» Assignment: The lines to return are those below that contain the word "request".

== Extracted records

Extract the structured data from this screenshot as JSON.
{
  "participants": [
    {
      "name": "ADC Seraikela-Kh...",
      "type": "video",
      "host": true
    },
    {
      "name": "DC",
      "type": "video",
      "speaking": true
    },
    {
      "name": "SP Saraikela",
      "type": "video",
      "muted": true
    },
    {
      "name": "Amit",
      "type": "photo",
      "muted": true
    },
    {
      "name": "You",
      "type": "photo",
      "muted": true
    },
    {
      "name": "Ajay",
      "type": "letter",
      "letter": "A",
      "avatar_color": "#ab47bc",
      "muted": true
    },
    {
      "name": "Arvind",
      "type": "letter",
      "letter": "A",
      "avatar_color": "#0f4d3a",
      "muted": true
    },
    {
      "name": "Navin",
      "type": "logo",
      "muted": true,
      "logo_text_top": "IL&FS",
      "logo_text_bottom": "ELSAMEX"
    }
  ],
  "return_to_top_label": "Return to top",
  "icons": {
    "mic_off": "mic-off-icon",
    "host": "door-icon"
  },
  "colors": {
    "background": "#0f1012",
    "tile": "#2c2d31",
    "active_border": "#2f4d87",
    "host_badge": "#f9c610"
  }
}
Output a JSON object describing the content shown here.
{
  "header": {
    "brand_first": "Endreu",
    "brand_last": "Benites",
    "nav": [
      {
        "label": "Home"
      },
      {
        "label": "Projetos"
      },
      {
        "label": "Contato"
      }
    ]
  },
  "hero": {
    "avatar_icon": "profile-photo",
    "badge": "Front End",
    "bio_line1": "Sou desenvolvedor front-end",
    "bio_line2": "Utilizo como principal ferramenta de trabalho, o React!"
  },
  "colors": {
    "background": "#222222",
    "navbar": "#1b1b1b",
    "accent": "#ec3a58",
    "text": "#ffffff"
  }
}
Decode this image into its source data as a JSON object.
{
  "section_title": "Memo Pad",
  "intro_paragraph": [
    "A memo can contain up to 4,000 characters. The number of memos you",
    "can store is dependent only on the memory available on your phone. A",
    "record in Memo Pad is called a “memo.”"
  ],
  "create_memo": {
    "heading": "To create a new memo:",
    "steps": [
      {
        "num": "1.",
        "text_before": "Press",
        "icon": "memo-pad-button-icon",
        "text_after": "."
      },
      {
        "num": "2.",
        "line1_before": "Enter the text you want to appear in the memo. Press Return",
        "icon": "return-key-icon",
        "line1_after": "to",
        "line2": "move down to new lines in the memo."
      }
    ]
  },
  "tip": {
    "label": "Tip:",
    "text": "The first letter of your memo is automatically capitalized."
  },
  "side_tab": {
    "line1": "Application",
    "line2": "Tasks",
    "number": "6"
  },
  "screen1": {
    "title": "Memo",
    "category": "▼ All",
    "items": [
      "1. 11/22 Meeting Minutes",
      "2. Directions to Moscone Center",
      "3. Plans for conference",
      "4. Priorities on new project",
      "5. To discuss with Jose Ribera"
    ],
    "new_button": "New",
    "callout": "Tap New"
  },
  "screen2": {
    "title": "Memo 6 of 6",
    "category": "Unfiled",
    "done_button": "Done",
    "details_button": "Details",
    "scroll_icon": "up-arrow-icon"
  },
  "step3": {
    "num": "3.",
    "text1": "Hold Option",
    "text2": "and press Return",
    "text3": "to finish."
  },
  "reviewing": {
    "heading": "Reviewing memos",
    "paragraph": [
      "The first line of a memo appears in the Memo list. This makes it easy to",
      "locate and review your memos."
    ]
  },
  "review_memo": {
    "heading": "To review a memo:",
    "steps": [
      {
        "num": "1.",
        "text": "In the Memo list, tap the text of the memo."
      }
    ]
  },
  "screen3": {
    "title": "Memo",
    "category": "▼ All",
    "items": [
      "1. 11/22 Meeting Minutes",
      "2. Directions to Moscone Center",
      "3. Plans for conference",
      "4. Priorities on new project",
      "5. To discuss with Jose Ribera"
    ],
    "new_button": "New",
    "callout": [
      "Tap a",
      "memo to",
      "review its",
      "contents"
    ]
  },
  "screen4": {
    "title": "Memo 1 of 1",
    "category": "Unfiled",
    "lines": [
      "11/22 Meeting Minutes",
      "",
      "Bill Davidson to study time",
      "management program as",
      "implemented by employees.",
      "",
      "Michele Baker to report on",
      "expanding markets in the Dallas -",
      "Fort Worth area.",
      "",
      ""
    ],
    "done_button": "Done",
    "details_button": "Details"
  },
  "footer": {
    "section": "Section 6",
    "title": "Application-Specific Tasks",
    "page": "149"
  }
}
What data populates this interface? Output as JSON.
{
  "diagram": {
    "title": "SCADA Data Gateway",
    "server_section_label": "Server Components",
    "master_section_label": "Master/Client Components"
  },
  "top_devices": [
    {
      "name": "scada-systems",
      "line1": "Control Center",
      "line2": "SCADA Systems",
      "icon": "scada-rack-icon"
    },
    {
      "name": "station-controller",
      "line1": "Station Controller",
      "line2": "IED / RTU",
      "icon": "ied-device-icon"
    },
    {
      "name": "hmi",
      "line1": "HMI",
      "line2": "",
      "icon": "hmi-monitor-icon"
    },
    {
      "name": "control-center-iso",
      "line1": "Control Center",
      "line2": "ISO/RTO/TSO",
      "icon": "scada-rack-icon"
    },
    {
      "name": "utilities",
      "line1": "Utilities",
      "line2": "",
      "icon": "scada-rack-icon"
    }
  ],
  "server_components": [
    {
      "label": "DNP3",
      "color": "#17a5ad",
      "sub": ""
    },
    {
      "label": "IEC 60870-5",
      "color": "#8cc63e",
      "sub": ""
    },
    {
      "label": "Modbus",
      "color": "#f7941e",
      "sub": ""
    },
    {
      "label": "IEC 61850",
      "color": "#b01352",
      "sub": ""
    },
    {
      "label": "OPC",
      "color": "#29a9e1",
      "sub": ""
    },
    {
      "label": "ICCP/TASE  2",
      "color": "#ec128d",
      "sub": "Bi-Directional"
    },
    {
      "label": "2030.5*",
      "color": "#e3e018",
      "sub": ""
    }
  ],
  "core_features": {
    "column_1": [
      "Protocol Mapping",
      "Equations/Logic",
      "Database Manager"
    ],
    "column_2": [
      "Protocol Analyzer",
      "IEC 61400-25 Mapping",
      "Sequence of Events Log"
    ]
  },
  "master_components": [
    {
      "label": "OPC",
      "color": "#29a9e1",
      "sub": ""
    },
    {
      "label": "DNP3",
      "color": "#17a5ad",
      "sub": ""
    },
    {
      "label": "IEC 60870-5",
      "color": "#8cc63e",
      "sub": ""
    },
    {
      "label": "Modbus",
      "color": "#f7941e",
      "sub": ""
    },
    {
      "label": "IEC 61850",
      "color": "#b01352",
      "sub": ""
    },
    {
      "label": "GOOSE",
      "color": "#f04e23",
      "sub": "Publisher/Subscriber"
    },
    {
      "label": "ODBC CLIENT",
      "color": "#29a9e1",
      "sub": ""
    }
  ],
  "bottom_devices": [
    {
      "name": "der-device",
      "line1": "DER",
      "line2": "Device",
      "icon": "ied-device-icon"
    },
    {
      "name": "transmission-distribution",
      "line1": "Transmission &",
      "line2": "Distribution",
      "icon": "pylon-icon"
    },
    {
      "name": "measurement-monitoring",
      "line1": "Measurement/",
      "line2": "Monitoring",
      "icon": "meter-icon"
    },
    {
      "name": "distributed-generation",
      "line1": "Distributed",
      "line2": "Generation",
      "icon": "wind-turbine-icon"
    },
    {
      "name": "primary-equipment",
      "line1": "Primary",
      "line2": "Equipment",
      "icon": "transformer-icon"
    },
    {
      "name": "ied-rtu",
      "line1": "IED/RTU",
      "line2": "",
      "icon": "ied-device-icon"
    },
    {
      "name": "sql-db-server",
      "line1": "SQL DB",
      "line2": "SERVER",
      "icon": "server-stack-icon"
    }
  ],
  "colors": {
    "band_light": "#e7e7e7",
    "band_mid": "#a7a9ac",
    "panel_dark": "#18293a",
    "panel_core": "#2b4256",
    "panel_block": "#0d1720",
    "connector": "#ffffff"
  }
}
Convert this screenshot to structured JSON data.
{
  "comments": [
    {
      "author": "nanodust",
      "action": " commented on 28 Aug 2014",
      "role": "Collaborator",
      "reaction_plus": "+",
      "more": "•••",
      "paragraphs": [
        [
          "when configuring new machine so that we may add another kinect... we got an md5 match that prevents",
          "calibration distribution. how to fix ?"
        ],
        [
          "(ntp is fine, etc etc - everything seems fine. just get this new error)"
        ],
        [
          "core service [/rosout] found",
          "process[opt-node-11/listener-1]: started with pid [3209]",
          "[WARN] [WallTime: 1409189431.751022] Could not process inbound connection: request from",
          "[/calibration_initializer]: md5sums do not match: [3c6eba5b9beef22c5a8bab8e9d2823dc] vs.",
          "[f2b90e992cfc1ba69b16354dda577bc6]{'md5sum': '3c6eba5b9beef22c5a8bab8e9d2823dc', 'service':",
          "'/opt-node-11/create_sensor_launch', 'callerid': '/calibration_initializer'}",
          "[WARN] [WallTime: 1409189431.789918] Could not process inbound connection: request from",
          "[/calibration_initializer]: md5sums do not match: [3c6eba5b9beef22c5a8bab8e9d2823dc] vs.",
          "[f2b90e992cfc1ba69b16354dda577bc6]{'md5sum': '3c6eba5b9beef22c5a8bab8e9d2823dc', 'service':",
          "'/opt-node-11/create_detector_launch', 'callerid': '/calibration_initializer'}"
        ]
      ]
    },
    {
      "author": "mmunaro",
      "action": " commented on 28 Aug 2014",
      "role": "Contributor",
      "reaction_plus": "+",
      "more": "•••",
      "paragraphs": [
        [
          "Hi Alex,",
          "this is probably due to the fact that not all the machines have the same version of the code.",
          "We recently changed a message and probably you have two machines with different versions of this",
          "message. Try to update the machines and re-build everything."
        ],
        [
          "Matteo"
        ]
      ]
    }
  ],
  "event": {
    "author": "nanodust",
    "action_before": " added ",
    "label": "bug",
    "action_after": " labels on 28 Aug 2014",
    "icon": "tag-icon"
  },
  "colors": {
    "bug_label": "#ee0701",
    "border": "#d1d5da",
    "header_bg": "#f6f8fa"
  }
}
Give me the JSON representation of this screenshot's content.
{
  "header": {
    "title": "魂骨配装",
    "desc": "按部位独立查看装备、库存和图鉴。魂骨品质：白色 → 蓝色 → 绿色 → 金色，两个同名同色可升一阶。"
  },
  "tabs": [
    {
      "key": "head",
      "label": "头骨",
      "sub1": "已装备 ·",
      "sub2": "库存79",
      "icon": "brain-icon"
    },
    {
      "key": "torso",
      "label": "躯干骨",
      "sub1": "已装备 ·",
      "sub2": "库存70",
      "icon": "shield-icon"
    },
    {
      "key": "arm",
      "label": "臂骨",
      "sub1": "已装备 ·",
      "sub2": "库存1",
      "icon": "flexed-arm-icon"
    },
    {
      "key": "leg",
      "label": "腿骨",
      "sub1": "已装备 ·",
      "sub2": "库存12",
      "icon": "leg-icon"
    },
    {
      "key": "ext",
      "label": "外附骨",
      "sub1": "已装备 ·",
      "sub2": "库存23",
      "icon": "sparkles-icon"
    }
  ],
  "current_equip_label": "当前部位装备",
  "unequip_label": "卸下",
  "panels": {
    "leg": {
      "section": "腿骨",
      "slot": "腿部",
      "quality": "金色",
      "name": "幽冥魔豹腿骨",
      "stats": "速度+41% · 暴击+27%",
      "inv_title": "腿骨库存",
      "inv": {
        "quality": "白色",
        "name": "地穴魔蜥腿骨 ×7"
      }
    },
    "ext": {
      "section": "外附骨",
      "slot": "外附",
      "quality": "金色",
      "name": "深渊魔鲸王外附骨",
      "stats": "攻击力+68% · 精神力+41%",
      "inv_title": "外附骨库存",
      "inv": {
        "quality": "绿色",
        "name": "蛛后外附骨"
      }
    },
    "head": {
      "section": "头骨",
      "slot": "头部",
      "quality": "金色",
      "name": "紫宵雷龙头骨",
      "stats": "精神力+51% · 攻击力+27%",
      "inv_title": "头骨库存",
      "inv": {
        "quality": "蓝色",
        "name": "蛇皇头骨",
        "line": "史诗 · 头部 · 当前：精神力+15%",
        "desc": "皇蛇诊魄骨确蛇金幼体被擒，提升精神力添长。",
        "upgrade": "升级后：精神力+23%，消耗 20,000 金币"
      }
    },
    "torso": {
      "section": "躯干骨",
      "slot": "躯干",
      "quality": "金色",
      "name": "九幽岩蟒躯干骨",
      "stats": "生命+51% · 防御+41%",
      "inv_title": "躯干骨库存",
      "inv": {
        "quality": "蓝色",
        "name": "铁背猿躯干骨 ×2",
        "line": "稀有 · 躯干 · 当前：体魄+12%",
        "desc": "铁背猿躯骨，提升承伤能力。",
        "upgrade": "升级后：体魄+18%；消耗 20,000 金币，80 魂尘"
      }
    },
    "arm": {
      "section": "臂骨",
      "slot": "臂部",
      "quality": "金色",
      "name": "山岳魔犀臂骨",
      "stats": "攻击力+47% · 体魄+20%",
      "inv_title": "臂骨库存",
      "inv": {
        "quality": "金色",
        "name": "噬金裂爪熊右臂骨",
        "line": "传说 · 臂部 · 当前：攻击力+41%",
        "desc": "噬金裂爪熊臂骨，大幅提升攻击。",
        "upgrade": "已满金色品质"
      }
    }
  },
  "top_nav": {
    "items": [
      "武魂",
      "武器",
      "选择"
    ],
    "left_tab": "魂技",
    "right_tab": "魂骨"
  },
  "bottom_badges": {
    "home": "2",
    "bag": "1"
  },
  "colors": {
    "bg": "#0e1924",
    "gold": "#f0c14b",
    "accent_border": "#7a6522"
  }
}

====

» Solution to this task:
          "[WARN] [WallTime: 1409189431.751022] Could not process inbound connection: request from",
          "[WARN] [WallTime: 1409189431.789918] Could not process inbound connection: request from",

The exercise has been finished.